• Subject: Re: Additional reports
  • From: Vince Rowe <vrowe@xxxxxxxxxxxxxxxx>
  • Date: Sat, 30 Jan 1999 08:20:54 -0500

At 03:27 PM 1/28/1999 -0600, you wrote:
>We are running 6.0.02, C/S, plf., & March'98 cum tape and have been live
>since August 1, 1998.
>What I am wondering is what other BPCS support staff is doing for the
>reports that their users have requested.  Do you have a 3rd party product
>that lets the users do their own thing.  Letting the users do their own
>thing sure helps an understaffed IS team but that will probably cause me
>more work and headaches and wasted system resources in the long run.
>UserVision is slow and will not be further enhanced.  SSA will not give a
>date or statement of general direction on its replacement product.  
>Queries work to a point but are a system resource hog and not really user
>Tried to convert some of the User Vision reports to Access '97 but that
>definitely is not user friendly for most users.
>We have some Visual Basic experience on staff and I have VB5 Professional on
>my machine.
>I have also "played" some with ASNA's Visual RPG product and have the latest
>version installed.
>I have also talked to the mrc (michaels,ross, & cole) people about their
>Productivity Series.  It just violates the requirement that I not spend any
>more money.
>We have some alternatives but the problem is it all needed to be done months
>ago and here we are trying to recommend a course of action.
>Again, our IS team is trying to make a recommendation as to what direction
>we feel the company should take and of course, do not spend any more money.
>I am looking for some ideas of what other users are doing and what are the
>pluses and minuses of your approach.
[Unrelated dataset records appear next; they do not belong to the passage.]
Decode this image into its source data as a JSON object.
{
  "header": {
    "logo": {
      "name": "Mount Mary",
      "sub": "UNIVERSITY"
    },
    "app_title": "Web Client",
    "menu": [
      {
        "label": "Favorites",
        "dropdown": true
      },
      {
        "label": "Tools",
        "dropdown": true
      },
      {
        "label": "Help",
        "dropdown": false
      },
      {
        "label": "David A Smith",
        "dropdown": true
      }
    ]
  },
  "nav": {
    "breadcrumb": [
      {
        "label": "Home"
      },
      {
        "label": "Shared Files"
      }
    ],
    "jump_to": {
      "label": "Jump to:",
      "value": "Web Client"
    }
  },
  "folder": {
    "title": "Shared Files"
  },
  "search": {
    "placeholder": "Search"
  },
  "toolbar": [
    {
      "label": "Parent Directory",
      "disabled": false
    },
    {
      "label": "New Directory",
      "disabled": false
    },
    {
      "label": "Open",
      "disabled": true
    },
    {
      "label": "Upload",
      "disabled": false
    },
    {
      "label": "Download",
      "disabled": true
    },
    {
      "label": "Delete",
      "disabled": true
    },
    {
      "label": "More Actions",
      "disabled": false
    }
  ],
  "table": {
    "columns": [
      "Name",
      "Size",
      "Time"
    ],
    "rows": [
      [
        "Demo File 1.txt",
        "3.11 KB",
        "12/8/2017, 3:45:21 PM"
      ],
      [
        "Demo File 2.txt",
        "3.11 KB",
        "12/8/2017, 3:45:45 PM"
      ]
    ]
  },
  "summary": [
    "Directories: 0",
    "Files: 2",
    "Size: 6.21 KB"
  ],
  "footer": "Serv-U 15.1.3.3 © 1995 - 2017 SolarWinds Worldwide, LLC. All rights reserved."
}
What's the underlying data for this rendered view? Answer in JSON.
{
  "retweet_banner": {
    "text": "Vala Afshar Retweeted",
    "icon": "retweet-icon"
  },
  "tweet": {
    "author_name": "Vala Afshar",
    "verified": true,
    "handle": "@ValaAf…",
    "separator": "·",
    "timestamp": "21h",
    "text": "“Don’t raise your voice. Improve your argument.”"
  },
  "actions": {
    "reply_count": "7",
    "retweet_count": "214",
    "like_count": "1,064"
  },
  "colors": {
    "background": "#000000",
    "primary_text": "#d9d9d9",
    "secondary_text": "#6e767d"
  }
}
Consider PERL (Practical Extraction and Report Language) together with the
ODBC extension.  We are live on 6.0.02 and have written numerous reports
with this combination rapidly and painlessly.  PERL rewrites of UV system
killers run in a tenth the time and produce *accurate* results.

PERL is Open Source freeware, so you wouldn't have to spend any money.  It
has been ported to nearly every operating system/platform imaginable so
that things you write on UNIX, for example, will run on WIN32 almost
without modification, system special stuff excepted.  PERL's report
formatting facilities are simple, obvious and powerful.  The language looks
a lot like C, but is a lot more forgiving and flexible.  Using another
language extension (TK), you can create dialog boxes, data entry boxes,
etc. that sit on the WIN95/98/NT desktop and look like real Windows
programs.  Poor man's Client/Server!

You will need WIN32 boxen for the users to run your creations and you will
have to learn PERL.  The ODBC extension is simple:  you write SQL
statements to get the data you want, massage it appropriately, format it
and print it.

Another possibility is to output comma or tab delimited files of extracts
from various AS/400 databases (I really need prices for all the products we
have in stock that we exported in the last 5 months to Tanzania....) that
users can import into Lotus/Excell and do with as they will.  An icon on
the desktop can regen the file on demand, getting you out of the data
digging business.

Works for us.

Vince Rowe
Marietta Corp.
| This is the BPCS Users Mailing List!
| To submit a new message, send your mail to BPCS-L@midrange.com.
| To subscribe to this list send email to BPCS-L-SUB@midrange.com.
| To unsubscribe from this list send email to BPCS-L-UNSUB@midrange.com.
| Questions should be directed to the list owner: dasmussen@aol.com

This thread ...


Return to Archive home page | Return to MIDRANGE.COM home page